## Goal of the exercise:
Take the data that follows and return it exactly.

*** Opening Supplied material ***

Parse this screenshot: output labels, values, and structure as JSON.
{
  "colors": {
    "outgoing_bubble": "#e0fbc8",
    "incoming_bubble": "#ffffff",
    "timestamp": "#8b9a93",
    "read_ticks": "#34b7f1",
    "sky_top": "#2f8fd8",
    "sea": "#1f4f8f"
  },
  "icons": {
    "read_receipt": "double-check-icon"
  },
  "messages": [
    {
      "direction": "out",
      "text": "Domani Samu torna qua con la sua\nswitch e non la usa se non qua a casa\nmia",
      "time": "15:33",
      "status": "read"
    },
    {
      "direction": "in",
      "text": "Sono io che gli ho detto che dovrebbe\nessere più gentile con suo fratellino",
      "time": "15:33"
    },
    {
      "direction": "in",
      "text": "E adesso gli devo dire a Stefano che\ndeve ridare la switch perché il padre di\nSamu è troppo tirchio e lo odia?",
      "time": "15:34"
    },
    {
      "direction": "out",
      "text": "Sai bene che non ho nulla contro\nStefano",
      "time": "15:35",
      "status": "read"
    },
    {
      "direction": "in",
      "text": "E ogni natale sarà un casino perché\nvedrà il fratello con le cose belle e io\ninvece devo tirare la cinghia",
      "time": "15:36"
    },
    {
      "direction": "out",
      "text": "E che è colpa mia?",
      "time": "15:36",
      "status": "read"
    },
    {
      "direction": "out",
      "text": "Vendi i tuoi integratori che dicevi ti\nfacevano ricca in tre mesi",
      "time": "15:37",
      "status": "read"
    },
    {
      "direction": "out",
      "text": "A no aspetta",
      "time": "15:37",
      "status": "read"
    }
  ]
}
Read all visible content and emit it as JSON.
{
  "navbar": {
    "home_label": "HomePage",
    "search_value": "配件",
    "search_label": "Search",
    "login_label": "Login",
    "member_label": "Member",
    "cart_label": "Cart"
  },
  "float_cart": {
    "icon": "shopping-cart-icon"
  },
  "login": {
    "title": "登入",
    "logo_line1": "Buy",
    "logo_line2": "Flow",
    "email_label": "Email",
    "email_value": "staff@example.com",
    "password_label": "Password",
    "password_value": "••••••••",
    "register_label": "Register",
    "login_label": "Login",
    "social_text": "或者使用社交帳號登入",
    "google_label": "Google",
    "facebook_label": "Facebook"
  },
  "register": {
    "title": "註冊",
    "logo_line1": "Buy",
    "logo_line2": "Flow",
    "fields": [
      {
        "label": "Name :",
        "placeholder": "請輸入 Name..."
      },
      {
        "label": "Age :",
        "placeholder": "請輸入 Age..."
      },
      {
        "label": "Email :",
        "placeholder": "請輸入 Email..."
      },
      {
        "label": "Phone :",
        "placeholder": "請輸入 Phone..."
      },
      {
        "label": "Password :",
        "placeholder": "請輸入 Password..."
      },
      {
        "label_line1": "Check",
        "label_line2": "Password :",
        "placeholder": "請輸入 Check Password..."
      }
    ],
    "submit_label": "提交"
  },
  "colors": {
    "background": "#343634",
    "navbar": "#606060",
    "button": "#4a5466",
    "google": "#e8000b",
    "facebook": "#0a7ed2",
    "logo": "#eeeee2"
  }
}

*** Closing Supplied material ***

## Task output:
Parse this screenshot: output labels, values, and structure as JSON.
{
  "colors": {
    "outgoing_bubble": "#e0fbc8",
    "incoming_bubble": "#ffffff",
    "timestamp": "#8b9a93",
    "read_ticks": "#34b7f1",
    "sky_top": "#2f8fd8",
    "sea": "#1f4f8f"
  },
  "icons": {
    "read_receipt": "double-check-icon"
  },
  "messages": [
    {
      "direction": "out",
      "text": "Domani Samu torna qua con la sua\nswitch e non la usa se non qua a casa\nmia",
      "time": "15:33",
      "status": "read"
    },
    {
      "direction": "in",
      "text": "Sono io che gli ho detto che dovrebbe\nessere più gentile con suo fratellino",
      "time": "15:33"
    },
    {
      "direction": "in",
      "text": "E adesso gli devo dire a Stefano che\ndeve ridare la switch perché il padre di\nSamu è troppo tirchio e lo odia?",
      "time": "15:34"
    },
    {
      "direction": "out",
      "text": "Sai bene che non ho nulla contro\nStefano",
      "time": "15:35",
      "status": "read"
    },
    {
      "direction": "in",
      "text": "E ogni natale sarà un casino perché\nvedrà il fratello con le cose belle e io\ninvece devo tirare la cinghia",
      "time": "15:36"
    },
    {
      "direction": "out",
      "text": "E che è colpa mia?",
      "time": "15:36",
      "status": "read"
    },
    {
      "direction": "out",
      "text": "Vendi i tuoi integratori che dicevi ti\nfacevano ricca in tre mesi",
      "time": "15:37",
      "status": "read"
    },
    {
      "direction": "out",
      "text": "A no aspetta",
      "time": "15:37",
      "status": "read"
    }
  ]
}
Read all visible content and emit it as JSON.
{
  "navbar": {
    "home_label": "HomePage",
    "search_value": "配件",
    "search_label": "Search",
    "login_label": "Login",
    "member_label": "Member",
    "cart_label": "Cart"
  },
  "float_cart": {
    "icon": "shopping-cart-icon"
  },
  "login": {
    "title": "登入",
    "logo_line1": "Buy",
    "logo_line2": "Flow",
    "email_label": "Email",
    "email_value": "staff@example.com",
    "password_label": "Password",
    "password_value": "••••••••",
    "register_label": "Register",
    "login_label": "Login",
    "social_text": "或者使用社交帳號登入",
    "google_label": "Google",
    "facebook_label": "Facebook"
  },
  "register": {
    "title": "註冊",
    "logo_line1": "Buy",
    "logo_line2": "Flow",
    "fields": [
      {
        "label": "Name :",
        "placeholder": "請輸入 Name..."
      },
      {
        "label": "Age :",
        "placeholder": "請輸入 Age..."
      },
      {
        "label": "Email :",
        "placeholder": "請輸入 Email..."
      },
      {
        "label": "Phone :",
        "placeholder": "請輸入 Phone..."
      },
      {
        "label": "Password :",
        "placeholder": "請輸入 Password..."
      },
      {
        "label_line1": "Check",
        "label_line2": "Password :",
        "placeholder": "請輸入 Check Password..."
      }
    ],
    "submit_label": "提交"
  },
  "colors": {
    "background": "#343634",
    "navbar": "#606060",
    "button": "#4a5466",
    "google": "#e8000b",
    "facebook": "#0a7ed2",
    "logo": "#eeeee2"
  }
}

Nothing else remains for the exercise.